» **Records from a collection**

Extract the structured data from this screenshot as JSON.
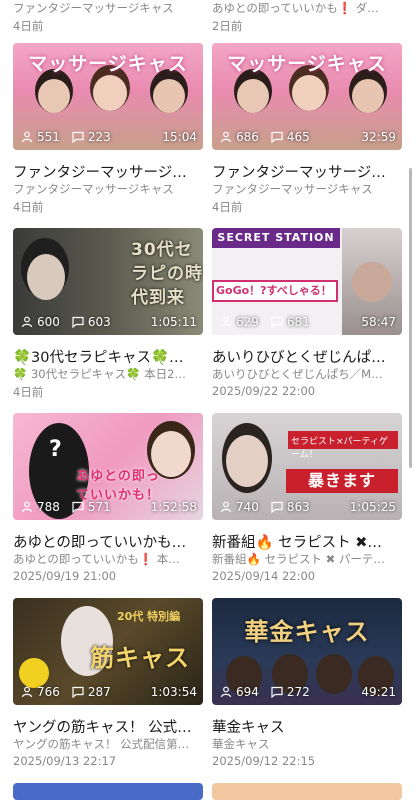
{
  "top_partial": [
    {
      "channel": "ファンタジーマッサージキャス",
      "date": "4日前"
    },
    {
      "channel": "あゆとの即っていいかも❗ ダ…",
      "date": "2日前"
    }
  ],
  "videos": [
    {
      "headline": "マッサージキャス",
      "viewers": "551",
      "comments": "223",
      "duration": "15:04",
      "title": "ファンタジーマッサージ…",
      "channel": "ファンタジーマッサージキャス",
      "date": "4日前"
    },
    {
      "headline": "マッサージキャス",
      "viewers": "686",
      "comments": "465",
      "duration": "32:59",
      "title": "ファンタジーマッサージ…",
      "channel": "ファンタジーマッサージキャス",
      "date": "4日前"
    },
    {
      "headline": "30代セラピの時代到来",
      "viewers": "600",
      "comments": "603",
      "duration": "1:05:11",
      "title": "🍀30代セラピキャス🍀…",
      "channel": "🍀 30代セラピキャス🍀 本日2…",
      "date": "4日前"
    },
    {
      "headline": "SECRET STATION",
      "viewers": "629",
      "comments": "681",
      "duration": "58:47",
      "title": "あいりひびとくぜじんぱ…",
      "channel": "あいりひびとくぜじんぱち／M…",
      "date": "2025/09/22 22:00"
    },
    {
      "headline": "あゆとの即っていいかも！",
      "viewers": "788",
      "comments": "571",
      "duration": "1:52:58",
      "title": "あゆとの即っていいかも…",
      "channel": "あゆとの即っていいかも❗ 本…",
      "date": "2025/09/19 21:00"
    },
    {
      "headline": "暴きます",
      "viewers": "740",
      "comments": "863",
      "duration": "1:05:25",
      "title": "新番組🔥 セラピスト ✖…",
      "channel": "新番組🔥 セラピスト ✖ パーテ…",
      "date": "2025/09/14 22:00"
    },
    {
      "headline": "筋キャス",
      "viewers": "766",
      "comments": "287",
      "duration": "1:03:54",
      "title": "ヤングの筋キャス！ 公式…",
      "channel": "ヤングの筋キャス！ 公式配信第…",
      "date": "2025/09/13 22:17"
    },
    {
      "headline": "華金キャス",
      "viewers": "694",
      "comments": "272",
      "duration": "49:21",
      "title": "華金キャス",
      "channel": "華金キャス",
      "date": "2025/09/12 22:15"
    }
  ],
  "colors": {
    "meta": "#888888",
    "title": "#1a1a1a"
  }
}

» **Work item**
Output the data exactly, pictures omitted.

» **Written reply**
Extract the structured data from this screenshot as JSON.
{
  "top_partial": [
    {
      "channel": "ファンタジーマッサージキャス",
      "date": "4日前"
    },
    {
      "channel": "あゆとの即っていいかも❗ ダ…",
      "date": "2日前"
    }
  ],
  "videos": [
    {
      "headline": "マッサージキャス",
      "viewers": "551",
      "comments": "223",
      "duration": "15:04",
      "title": "ファンタジーマッサージ…",
      "channel": "ファンタジーマッサージキャス",
      "date": "4日前"
    },
    {
      "headline": "マッサージキャス",
      "viewers": "686",
      "comments": "465",
      "duration": "32:59",
      "title": "ファンタジーマッサージ…",
      "channel": "ファンタジーマッサージキャス",
      "date": "4日前"
    },
    {
      "headline": "30代セラピの時代到来",
      "viewers": "600",
      "comments": "603",
      "duration": "1:05:11",
      "title": "🍀30代セラピキャス🍀…",
      "channel": "🍀 30代セラピキャス🍀 本日2…",
      "date": "4日前"
    },
    {
      "headline": "SECRET STATION",
      "viewers": "629",
      "comments": "681",
      "duration": "58:47",
      "title": "あいりひびとくぜじんぱ…",
      "channel": "あいりひびとくぜじんぱち／M…",
      "date": "2025/09/22 22:00"
    },
    {
      "headline": "あゆとの即っていいかも！",
      "viewers": "788",
      "comments": "571",
      "duration": "1:52:58",
      "title": "あゆとの即っていいかも…",
      "channel": "あゆとの即っていいかも❗ 本…",
      "date": "2025/09/19 21:00"
    },
    {
      "headline": "暴きます",
      "viewers": "740",
      "comments": "863",
      "duration": "1:05:25",
      "title": "新番組🔥 セラピスト ✖…",
      "channel": "新番組🔥 セラピスト ✖ パーテ…",
      "date": "2025/09/14 22:00"
    },
    {
      "headline": "筋キャス",
      "viewers": "766",
      "comments": "287",
      "duration": "1:03:54",
      "title": "ヤングの筋キャス！ 公式…",
      "channel": "ヤングの筋キャス！ 公式配信第…",
      "date": "2025/09/13 22:17"
    },
    {
      "headline": "華金キャス",
      "viewers": "694",
      "comments": "272",
      "duration": "49:21",
      "title": "華金キャス",
      "channel": "華金キャス",
      "date": "2025/09/12 22:15"
    }
  ],
  "colors": {
    "meta": "#888888",
    "title": "#1a1a1a"
  }
}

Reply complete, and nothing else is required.